Items from an interface collection
........
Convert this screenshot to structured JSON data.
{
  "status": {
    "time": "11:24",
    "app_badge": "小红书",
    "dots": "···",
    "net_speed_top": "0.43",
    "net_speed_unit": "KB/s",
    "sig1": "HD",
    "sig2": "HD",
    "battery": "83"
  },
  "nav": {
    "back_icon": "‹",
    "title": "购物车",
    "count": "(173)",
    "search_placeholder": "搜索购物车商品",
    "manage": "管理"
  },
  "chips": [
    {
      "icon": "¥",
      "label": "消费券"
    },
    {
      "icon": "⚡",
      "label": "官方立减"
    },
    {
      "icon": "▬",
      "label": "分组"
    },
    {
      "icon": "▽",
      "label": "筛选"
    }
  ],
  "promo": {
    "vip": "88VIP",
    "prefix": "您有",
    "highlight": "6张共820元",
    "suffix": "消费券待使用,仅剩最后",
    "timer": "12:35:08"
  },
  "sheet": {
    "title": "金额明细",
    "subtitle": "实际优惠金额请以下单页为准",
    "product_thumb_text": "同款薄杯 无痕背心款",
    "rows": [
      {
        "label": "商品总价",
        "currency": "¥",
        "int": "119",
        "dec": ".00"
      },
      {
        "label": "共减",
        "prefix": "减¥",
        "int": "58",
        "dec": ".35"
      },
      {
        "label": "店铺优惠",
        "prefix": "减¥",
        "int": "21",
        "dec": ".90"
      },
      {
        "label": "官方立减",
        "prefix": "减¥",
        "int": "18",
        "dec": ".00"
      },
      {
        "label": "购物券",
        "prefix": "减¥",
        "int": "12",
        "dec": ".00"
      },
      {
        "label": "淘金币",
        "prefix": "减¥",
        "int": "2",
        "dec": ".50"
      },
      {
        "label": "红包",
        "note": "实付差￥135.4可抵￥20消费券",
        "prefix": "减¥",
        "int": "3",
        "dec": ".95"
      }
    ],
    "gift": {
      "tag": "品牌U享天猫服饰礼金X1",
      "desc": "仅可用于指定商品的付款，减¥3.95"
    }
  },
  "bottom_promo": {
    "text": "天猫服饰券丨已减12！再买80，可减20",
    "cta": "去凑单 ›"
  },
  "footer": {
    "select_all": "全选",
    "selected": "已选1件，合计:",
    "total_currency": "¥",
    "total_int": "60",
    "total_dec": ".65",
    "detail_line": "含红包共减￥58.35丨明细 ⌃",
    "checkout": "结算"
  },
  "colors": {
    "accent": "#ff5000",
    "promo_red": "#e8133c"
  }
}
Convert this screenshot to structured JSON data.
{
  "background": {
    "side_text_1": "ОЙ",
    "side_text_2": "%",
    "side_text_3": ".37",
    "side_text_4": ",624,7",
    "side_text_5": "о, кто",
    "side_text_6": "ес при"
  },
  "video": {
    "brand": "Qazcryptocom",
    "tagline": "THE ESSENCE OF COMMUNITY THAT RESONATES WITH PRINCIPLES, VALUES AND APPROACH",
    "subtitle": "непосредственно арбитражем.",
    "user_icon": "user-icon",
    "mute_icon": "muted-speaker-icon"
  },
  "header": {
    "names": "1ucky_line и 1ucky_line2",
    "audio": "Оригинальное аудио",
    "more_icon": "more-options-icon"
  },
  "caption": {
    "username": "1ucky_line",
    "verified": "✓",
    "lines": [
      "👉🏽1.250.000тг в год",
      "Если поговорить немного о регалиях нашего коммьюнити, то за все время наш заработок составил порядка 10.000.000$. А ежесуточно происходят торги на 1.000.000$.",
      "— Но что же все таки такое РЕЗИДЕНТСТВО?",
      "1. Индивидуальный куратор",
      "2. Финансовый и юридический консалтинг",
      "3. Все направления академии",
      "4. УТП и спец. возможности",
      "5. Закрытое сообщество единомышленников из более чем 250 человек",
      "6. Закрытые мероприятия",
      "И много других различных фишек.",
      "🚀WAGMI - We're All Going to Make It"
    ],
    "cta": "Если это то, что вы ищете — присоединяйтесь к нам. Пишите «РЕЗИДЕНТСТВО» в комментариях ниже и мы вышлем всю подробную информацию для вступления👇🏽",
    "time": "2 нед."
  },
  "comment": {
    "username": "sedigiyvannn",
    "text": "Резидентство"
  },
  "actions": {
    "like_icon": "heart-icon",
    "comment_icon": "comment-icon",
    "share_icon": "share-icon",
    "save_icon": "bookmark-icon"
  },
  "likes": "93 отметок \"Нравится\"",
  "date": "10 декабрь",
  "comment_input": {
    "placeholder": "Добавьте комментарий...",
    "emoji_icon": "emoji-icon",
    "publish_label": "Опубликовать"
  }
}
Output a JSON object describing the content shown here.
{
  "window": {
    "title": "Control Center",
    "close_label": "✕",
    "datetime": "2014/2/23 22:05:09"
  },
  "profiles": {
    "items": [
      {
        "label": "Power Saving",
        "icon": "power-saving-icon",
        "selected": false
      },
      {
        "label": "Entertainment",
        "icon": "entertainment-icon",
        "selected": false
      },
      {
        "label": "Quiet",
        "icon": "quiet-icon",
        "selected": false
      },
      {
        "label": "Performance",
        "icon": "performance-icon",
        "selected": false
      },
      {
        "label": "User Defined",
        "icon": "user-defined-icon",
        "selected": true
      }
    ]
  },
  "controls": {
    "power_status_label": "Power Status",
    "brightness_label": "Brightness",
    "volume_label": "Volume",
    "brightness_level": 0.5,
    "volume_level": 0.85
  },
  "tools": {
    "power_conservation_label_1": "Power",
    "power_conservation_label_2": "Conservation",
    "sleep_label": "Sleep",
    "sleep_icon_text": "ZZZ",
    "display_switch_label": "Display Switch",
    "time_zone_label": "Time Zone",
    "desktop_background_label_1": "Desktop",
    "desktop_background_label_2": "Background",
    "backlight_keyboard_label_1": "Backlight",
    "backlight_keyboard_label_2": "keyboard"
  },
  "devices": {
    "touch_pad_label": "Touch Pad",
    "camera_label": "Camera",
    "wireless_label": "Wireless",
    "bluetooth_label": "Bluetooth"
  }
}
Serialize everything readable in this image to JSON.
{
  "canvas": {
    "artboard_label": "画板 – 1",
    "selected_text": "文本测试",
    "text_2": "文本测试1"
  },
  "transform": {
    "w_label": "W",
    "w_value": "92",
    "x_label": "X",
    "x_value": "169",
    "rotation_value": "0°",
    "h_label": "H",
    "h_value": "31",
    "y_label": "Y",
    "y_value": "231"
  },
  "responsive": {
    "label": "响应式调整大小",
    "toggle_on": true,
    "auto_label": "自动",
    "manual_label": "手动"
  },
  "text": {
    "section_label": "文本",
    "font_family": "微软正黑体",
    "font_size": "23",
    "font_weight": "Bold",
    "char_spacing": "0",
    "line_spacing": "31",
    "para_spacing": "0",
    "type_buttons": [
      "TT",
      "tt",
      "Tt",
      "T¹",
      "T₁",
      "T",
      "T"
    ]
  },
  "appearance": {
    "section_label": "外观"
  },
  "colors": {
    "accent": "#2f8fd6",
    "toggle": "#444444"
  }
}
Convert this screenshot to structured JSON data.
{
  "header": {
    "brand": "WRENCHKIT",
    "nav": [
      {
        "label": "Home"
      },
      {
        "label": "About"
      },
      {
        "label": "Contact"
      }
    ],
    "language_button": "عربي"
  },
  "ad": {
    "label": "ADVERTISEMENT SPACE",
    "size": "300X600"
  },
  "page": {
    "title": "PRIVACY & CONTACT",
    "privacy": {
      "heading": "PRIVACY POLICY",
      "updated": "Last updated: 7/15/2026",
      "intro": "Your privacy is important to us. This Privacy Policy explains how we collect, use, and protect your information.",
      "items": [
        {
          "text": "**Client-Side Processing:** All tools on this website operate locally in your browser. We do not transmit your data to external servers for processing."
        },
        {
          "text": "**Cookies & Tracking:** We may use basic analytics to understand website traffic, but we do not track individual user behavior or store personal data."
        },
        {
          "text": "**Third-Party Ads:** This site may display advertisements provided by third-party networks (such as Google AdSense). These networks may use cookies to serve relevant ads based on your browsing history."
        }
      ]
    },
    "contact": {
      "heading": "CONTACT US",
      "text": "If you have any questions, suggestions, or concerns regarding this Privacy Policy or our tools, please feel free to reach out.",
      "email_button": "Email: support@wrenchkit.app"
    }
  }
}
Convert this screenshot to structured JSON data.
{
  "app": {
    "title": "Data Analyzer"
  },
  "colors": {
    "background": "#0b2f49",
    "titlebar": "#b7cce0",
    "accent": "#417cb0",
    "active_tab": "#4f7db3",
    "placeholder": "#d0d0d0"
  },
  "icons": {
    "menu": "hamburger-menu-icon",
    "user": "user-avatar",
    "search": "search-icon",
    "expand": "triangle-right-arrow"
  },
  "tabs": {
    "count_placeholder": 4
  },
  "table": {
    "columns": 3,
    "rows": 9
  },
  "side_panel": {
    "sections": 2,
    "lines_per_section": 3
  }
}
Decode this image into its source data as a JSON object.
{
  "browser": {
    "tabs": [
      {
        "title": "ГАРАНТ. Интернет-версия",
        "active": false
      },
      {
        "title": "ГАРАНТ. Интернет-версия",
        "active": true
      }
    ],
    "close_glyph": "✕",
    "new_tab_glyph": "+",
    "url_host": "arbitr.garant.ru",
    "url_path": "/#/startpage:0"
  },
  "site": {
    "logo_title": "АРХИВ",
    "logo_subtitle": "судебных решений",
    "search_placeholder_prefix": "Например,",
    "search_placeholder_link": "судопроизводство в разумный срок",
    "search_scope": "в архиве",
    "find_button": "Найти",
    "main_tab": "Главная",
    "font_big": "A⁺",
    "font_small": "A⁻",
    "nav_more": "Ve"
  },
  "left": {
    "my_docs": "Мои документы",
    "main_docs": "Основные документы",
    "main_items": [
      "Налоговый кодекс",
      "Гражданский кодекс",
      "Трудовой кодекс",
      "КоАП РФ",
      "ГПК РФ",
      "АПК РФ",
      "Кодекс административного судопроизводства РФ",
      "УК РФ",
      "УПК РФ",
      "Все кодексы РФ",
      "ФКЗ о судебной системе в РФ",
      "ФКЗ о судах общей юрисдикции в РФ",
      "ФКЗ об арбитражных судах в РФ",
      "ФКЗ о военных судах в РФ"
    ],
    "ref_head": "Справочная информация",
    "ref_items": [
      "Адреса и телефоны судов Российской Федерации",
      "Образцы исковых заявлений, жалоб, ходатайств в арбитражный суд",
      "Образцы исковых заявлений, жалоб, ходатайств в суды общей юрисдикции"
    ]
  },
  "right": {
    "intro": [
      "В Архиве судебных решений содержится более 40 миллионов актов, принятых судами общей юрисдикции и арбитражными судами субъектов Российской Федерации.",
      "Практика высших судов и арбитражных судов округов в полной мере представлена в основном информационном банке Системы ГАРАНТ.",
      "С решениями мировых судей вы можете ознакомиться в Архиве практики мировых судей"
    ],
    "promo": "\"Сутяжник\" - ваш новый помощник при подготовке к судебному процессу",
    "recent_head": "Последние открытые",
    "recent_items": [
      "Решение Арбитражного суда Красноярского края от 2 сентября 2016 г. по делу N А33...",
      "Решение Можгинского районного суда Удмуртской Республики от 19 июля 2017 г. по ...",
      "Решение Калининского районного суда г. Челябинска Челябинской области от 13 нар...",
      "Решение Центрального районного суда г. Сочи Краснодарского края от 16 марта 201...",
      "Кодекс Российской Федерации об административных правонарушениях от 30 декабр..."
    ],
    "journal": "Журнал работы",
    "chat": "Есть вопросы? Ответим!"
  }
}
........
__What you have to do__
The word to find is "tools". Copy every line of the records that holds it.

__Output for this exercise__
  "tools": {
          "text": "**Client-Side Processing:** All tools on this website operate locally in your browser. We do not transmit your data to external servers for processing."
      "text": "If you have any questions, suggestions, or concerns regarding this Privacy Policy or our tools, please feel free to reach out.",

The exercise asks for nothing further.